How to: have bank holiday fun with your friends and family
Lots of us are missing our friends, family and regular routines during the coronavirus outbreak – and the long Easter weekend might leave you feeling the lack of social contact even more.
Whether you’re used to spending bank holidays with your wider family, catching up with friends or just getting out and about, here are a few activities that you can do together using your group video app of choice – while keeping everyone involved safely at home.
1. Start a book club
If there’s a book you’ve always meant to read, what better way to motivate yourself than by getting friends or family involved too – and ‘meeting up’ regularly to talk about it.
If you’re not a bookworm, what about a podcast, gaming or video-sharing club? Anything that gives you a focus and something to talk about will work for this – and it’s a great way to keep your brain active and hear new ideas too.
2. Have a virtual lunch or dinner
If you’d usually have a big lunch or evening meal with family or friends, there’s no need to miss out. Arrange with your fellow diners to start eating at the same time and make sure you have your screen of choice somewhere handy. You might not be able to pass the veg, but you can at least enjoy a good chat.
It doesn’t need to be a sit-down meal – you could have a go at a buffet or an (indoor or garden) picnic.

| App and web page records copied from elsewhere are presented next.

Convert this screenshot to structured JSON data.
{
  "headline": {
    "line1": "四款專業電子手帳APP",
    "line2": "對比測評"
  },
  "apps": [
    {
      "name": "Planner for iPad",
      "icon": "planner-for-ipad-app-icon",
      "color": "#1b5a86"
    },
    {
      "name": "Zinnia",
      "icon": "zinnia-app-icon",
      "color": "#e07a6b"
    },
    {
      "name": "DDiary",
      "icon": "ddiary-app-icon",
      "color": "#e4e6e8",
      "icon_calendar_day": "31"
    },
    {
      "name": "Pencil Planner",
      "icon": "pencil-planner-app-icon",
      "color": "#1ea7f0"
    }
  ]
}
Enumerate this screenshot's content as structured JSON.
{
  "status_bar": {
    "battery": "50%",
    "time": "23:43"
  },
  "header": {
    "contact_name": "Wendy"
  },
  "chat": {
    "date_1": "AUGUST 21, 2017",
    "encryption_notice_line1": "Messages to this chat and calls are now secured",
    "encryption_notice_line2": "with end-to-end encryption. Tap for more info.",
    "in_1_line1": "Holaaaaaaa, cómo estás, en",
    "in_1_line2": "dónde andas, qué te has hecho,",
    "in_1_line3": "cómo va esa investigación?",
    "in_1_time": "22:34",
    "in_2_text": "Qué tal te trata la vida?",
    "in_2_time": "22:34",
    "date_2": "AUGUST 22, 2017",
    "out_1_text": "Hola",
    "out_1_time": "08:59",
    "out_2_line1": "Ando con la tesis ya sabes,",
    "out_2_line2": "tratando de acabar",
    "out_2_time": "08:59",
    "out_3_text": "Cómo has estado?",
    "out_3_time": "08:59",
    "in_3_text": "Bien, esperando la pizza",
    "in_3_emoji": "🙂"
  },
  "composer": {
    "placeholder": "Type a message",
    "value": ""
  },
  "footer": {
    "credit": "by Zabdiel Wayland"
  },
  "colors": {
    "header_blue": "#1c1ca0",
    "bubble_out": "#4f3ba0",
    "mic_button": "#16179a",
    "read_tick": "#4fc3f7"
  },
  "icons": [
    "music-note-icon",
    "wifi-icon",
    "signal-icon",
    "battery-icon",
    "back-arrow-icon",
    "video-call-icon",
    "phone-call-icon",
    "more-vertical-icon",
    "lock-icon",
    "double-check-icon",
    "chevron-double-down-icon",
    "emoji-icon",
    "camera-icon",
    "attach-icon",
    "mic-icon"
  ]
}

And, if you want to add some excitement, you could make a competition of it – set everybody a Ready Steady Cook or Bake Off-style challenge in advance.
3. Hold a quiz…
Forget social distancing, try social quiz-tancing (apologies). This one takes a bit of preparation, but it’s well worth it. One person can take it on themselves to be quiz master – or everyone can have a go at creating a round.
You can theme the questions to categories like film, geography, history or music – or you could personalize the quiz to your friends or family. Set up Google Docs where each team can add their answers, or ask them to email them to you so you can mark them at the end.
4. …or a games night
Quizzing isn’t the only group game you can do remotely. You could try your hand at charades, bingo or pictionary – and there are lots of apps that let you play games like Heads Up! remotely.
And don’t let the fact you’re not in the same room stop you playing board games. Take inspiration from this seven-year-old boy who’s still playing regular chess with his 71-year-old granddad.
5. Gather round a digital campfire
If you’d usually be hiking with friends or family, camping with Guides or Scouts or even going on your DofE expedition at this time of year, try capturing at least some of the outdoors by using a video app to hold a virtual ‘campfire’ with your friends or family. Dim the lights, make your hot drink and campfire snack of choice, stick on a campfire video, complete with crackling and crickets soundtrack, and tell spooky stories.
If you want to go a step further, you could even do some indoor or garden camping.
6. Enjoy a ‘trip’ to the theatre…
Theatres might be closed, but lots of them are getting creative to keep us entertained.
The National Theatre is streaming lots of shows from their archives like Jane Eyre and Treasure Island on their YouTube channel every Tuesday at 7pm.
You can also see an Andrew Lloyd Webber musical in full every Friday, free for 48 hours, and rent the musical of Wind in the Willows and a huge number of Shakespeare plays on Shakespeare’s Globe’s Globe Player (some for free).
Arrange with friends or family to tune in and chat about the show at the ‘interval’ or afterwards – just like you would if you were together.
7. …or to the cinema
Okay, so streaming films on your TV might not be exactly like seeing them on the big screen… But if you turn off the lights, make some popcorn and watch at the same time as your friends or family, you can at least know you’re sharing all the laughs or jumps at the same time and swap your reviews afterwards.
8. Share your favourite photo or video memories
There’s a lot to be said for just having a good old-fashioned catch-up. But if you want to add some nostalgia (or hilarity) to proceedings, how about agreeing with friends and family in advance to gather some of their favourite photos and videos of years gone by?
Lots of video chat software and apps let you share files or your screen. Take it in turns to share your most special – or embarrassing – pics and clips from the past. It’s a great way to get everyone smiling, laughing and reminiscing and, if you’ve got older members of your family involved, you might hear stories and memories you’ve never heard before.
Do you have any other ideas? Let us know so we can add them and share them with DofE participants and Award holders.